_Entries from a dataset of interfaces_
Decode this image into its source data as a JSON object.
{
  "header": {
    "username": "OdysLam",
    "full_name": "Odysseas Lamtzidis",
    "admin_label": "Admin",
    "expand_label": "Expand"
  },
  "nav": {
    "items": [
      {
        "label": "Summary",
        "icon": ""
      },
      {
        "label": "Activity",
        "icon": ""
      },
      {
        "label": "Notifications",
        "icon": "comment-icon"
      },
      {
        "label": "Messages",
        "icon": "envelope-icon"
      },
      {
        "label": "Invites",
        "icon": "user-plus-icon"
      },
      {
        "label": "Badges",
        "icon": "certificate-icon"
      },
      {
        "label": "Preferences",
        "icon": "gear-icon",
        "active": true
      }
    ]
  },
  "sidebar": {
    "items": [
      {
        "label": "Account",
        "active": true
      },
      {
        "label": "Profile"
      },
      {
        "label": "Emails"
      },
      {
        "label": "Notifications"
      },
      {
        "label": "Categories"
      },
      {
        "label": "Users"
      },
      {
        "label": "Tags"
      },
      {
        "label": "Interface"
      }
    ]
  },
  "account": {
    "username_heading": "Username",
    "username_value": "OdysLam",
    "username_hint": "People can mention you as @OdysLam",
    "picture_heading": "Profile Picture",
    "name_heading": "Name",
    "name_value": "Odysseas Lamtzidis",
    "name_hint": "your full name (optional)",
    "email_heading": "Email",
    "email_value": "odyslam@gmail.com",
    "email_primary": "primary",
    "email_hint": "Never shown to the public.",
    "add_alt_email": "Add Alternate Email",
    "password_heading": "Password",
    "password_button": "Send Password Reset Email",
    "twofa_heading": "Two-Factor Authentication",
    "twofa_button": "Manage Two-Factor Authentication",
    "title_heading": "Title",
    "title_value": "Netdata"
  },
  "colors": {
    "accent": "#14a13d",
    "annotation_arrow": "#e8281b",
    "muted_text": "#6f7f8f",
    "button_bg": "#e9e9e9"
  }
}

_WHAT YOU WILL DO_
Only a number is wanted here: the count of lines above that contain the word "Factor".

_OUTPUT_
2